Excerpts from an interface dataset
= = = = = = =

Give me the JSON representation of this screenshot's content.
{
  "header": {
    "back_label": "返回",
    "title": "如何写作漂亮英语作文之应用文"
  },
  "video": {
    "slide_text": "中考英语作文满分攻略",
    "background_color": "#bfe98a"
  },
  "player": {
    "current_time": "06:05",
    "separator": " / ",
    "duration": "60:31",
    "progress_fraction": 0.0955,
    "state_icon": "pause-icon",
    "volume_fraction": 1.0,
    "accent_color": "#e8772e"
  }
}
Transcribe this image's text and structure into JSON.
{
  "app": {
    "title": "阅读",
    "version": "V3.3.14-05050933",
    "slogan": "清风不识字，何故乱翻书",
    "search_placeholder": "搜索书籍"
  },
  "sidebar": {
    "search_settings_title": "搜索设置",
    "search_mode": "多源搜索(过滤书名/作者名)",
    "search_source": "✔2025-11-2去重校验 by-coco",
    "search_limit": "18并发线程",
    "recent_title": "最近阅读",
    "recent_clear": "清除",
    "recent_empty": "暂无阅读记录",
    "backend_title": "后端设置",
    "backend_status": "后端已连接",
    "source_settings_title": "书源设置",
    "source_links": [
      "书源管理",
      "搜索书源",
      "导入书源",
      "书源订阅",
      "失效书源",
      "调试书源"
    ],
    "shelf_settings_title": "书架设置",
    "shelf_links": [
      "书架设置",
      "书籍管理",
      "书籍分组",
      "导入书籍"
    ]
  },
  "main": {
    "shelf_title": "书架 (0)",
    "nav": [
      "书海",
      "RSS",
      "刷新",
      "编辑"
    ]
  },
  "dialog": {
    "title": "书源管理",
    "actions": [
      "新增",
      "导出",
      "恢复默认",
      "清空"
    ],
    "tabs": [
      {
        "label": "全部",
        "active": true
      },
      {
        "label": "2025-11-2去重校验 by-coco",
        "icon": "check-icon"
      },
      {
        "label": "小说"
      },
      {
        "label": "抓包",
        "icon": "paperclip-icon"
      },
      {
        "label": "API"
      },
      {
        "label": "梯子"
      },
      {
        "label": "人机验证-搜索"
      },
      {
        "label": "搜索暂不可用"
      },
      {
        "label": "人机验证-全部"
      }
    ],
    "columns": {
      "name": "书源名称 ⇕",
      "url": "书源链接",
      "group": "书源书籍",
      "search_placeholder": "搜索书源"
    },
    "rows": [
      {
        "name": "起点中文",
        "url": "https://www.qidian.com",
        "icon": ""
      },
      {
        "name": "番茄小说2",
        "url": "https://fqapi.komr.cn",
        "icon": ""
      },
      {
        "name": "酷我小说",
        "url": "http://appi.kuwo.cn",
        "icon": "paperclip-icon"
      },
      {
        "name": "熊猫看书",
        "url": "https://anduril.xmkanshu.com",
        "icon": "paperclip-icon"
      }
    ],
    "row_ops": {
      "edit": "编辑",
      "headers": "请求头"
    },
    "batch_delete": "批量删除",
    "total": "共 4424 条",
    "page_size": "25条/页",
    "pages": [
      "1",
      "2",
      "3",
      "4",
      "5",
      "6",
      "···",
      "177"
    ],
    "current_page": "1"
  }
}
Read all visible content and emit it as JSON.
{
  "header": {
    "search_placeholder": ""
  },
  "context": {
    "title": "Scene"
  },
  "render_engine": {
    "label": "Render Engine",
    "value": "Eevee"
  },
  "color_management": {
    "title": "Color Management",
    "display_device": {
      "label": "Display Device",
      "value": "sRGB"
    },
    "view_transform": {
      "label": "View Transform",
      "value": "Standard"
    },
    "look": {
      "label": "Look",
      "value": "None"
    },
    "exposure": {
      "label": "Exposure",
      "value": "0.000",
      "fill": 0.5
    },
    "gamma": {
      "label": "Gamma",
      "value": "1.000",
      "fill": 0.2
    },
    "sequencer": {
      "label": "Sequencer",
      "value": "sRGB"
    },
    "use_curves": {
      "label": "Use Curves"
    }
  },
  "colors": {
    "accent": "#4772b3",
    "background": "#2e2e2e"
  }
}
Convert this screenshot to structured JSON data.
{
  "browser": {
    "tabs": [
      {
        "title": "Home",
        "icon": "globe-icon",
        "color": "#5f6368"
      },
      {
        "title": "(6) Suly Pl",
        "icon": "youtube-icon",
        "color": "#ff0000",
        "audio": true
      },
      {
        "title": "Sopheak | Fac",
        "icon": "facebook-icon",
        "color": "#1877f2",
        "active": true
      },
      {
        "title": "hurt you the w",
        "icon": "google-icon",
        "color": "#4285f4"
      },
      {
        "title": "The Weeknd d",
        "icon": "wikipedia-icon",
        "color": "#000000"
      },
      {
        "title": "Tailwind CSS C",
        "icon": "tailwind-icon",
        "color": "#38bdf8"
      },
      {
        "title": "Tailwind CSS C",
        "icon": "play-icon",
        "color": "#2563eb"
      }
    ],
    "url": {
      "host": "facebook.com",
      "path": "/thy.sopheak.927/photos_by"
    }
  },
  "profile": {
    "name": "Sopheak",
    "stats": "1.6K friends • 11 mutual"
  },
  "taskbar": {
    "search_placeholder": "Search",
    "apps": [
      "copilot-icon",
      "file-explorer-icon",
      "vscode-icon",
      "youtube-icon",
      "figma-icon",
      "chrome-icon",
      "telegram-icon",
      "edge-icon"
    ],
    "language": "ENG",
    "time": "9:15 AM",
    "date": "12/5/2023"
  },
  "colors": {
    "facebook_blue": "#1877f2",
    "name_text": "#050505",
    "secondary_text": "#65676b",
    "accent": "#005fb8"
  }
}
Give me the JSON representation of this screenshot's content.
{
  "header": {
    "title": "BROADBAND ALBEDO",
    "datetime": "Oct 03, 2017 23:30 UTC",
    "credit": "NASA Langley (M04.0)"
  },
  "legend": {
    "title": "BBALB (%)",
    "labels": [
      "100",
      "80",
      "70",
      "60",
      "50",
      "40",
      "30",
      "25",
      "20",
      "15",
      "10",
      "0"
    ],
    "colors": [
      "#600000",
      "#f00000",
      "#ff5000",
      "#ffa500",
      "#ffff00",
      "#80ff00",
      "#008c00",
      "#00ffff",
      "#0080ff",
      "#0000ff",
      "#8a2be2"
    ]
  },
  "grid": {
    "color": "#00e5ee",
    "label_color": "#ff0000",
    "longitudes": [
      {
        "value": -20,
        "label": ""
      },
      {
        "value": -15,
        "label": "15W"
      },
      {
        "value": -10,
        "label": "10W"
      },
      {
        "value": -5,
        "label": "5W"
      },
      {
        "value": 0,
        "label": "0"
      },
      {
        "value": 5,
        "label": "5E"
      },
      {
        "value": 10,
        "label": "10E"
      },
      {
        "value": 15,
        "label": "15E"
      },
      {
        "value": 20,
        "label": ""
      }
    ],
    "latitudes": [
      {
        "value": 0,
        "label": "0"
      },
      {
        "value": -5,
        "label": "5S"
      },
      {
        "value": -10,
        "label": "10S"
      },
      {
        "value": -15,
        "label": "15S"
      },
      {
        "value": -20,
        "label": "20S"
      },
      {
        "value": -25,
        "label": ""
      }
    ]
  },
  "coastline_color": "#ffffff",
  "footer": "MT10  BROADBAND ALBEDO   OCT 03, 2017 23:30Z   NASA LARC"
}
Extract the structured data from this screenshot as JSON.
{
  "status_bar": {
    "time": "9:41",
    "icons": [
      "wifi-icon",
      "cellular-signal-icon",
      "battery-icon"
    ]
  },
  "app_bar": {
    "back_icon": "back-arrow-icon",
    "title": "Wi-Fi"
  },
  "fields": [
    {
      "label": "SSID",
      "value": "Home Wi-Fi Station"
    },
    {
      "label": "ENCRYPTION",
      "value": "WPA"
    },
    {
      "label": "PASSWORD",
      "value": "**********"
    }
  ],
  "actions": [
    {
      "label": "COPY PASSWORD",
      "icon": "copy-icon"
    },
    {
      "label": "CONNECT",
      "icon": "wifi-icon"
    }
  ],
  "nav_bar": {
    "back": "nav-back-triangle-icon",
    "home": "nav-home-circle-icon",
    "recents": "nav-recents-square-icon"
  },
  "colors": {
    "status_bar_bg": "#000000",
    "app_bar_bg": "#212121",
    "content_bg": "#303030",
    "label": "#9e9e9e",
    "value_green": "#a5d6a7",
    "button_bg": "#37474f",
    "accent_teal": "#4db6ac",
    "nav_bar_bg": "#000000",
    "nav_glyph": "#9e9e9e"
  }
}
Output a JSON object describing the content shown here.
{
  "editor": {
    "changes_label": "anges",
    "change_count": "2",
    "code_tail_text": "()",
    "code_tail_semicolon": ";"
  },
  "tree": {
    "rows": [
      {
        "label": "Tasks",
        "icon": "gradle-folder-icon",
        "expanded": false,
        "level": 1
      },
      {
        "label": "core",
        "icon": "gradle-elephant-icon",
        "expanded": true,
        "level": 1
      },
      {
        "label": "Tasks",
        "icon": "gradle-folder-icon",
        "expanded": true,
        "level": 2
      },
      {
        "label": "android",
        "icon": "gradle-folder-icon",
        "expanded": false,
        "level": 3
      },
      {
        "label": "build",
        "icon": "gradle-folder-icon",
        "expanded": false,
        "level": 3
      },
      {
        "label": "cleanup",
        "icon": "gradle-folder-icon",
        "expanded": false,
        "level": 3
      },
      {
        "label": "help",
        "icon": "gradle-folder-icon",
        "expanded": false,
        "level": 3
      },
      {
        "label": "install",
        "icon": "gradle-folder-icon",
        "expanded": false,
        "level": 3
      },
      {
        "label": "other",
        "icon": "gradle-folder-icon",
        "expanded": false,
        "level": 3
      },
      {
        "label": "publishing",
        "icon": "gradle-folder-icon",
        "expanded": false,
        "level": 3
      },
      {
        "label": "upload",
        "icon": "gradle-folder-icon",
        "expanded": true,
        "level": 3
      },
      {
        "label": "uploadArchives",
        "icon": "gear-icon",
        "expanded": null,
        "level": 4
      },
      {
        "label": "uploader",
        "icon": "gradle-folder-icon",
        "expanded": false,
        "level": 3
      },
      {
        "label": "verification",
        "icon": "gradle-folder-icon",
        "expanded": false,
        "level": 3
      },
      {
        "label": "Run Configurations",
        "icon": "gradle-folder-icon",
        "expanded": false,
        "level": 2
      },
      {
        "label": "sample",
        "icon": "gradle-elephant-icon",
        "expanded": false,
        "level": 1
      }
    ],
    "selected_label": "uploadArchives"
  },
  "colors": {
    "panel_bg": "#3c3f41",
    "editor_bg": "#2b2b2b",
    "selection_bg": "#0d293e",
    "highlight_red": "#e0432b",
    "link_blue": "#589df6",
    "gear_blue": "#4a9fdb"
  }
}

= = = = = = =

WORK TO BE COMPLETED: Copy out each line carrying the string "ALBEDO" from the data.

WRITTEN ANSWER:
    "title": "BROADBAND ALBEDO",
  "footer": "MT10  BROADBAND ALBEDO   OCT 03, 2017 23:30Z   NASA LARC"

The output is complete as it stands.